> **Assigned task**:
Except for the pictures, write out all the records that follow exactly.

> **Input data**:
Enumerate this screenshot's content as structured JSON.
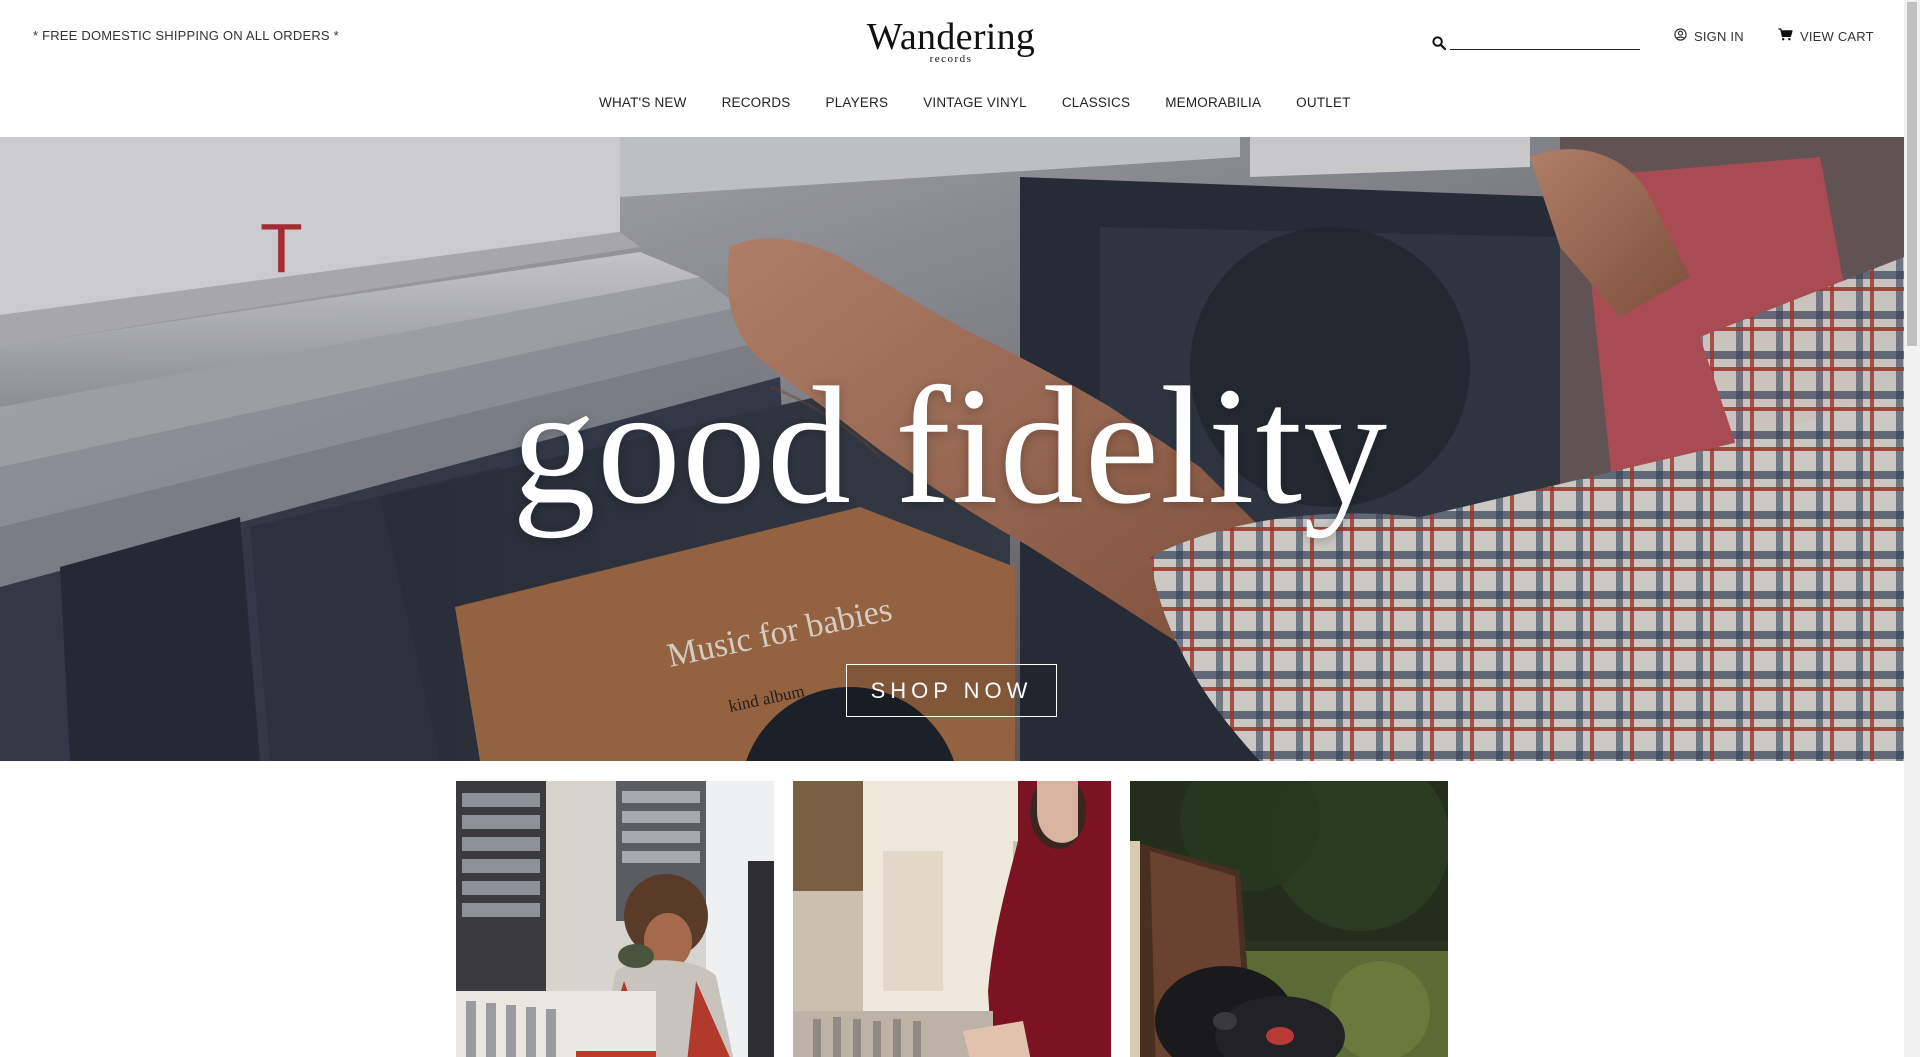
{
  "header": {
    "promo": "* FREE DOMESTIC SHIPPING ON ALL ORDERS *",
    "logo_main": "Wandering",
    "logo_sub": "records",
    "search_value": "",
    "search_icon": "search-icon",
    "sign_in": "SIGN IN",
    "sign_in_icon": "user-circle-icon",
    "view_cart": "VIEW CART",
    "cart_icon": "cart-icon"
  },
  "nav": {
    "items": [
      {
        "label": "WHAT'S NEW"
      },
      {
        "label": "RECORDS"
      },
      {
        "label": "PLAYERS"
      },
      {
        "label": "VINTAGE VINYL"
      },
      {
        "label": "CLASSICS"
      },
      {
        "label": "MEMORABILIA"
      },
      {
        "label": "OUTLET"
      }
    ]
  },
  "hero": {
    "title": "good fidelity",
    "cta": "SHOP NOW",
    "photo_text": {
      "divider_letter": "T",
      "album_title": "Music for babies",
      "album_subtitle": "kind album"
    }
  },
  "tiles": [
    {
      "subject": "woman-browsing-records-photo"
    },
    {
      "subject": "person-in-record-store-photo"
    },
    {
      "subject": "vintage-records-outdoors-photo"
    }
  ],
  "colors": {
    "text": "#222222",
    "background": "#ffffff",
    "hero_text": "#ffffff"
  }
}
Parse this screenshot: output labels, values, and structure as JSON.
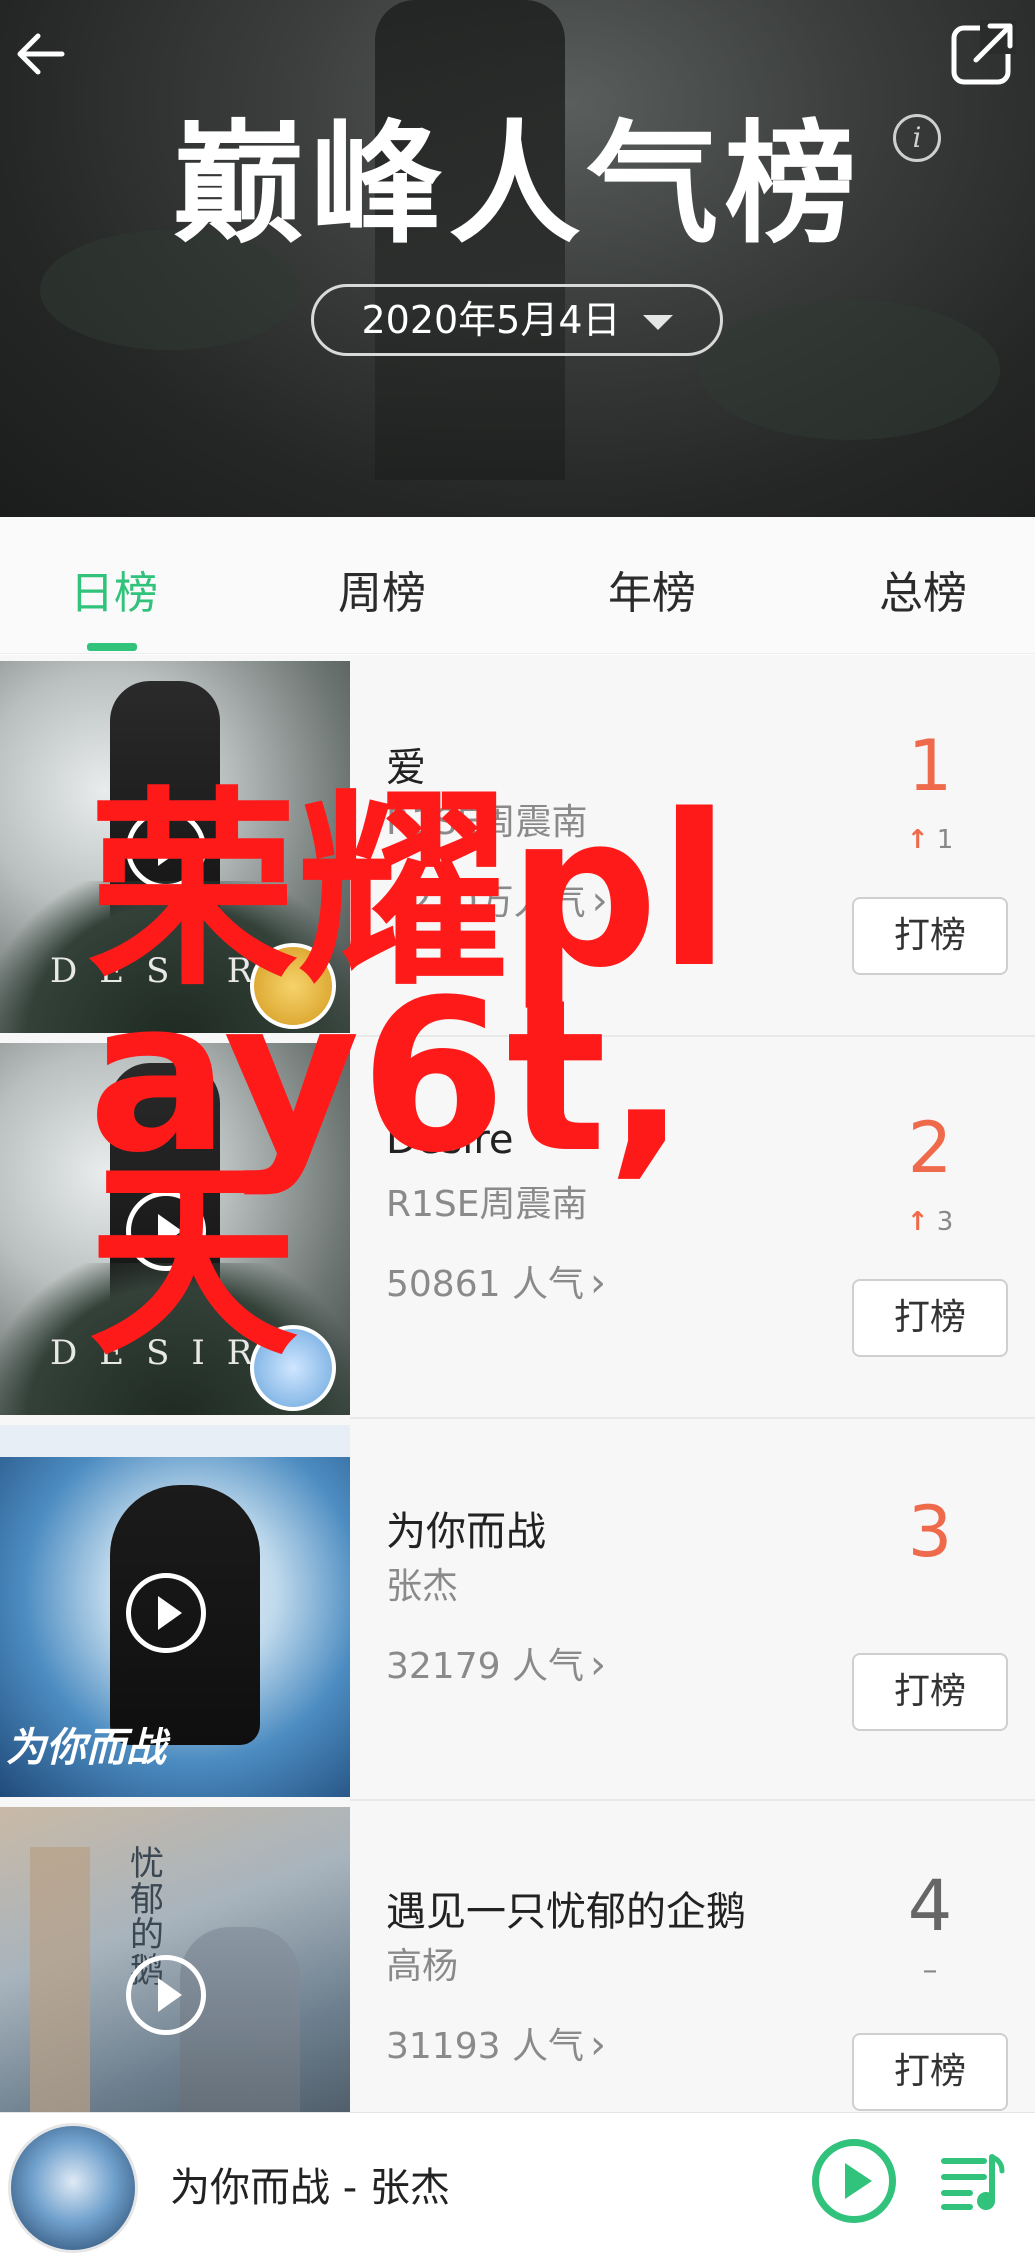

> **Final answer**:
Enumerate this screenshot's content as structured JSON.
{
  "header": {
    "promo": "* FREE DOMESTIC SHIPPING ON ALL ORDERS *",
    "logo_main": "Wandering",
    "logo_sub": "records",
    "search_value": "",
    "search_icon": "search-icon",
    "sign_in": "SIGN IN",
    "sign_in_icon": "user-circle-icon",
    "view_cart": "VIEW CART",
    "cart_icon": "cart-icon"
  },
  "nav": {
    "items": [
      {
        "label": "WHAT'S NEW"
      },
      {
        "label": "RECORDS"
      },
      {
        "label": "PLAYERS"
      },
      {
        "label": "VINTAGE VINYL"
      },
      {
        "label": "CLASSICS"
      },
      {
        "label": "MEMORABILIA"
      },
      {
        "label": "OUTLET"
      }
    ]
  },
  "hero": {
    "title": "good fidelity",
    "cta": "SHOP NOW",
    "photo_text": {
      "divider_letter": "T",
      "album_title": "Music for babies",
      "album_subtitle": "kind album"
    }
  },
  "tiles": [
    {
      "subject": "woman-browsing-records-photo"
    },
    {
      "subject": "person-in-record-store-photo"
    },
    {
      "subject": "vintage-records-outdoors-photo"
    }
  ],
  "colors": {
    "text": "#222222",
    "background": "#ffffff",
    "hero_text": "#ffffff"
  }
}
Parse this screenshot: output labels, values, and structure as JSON.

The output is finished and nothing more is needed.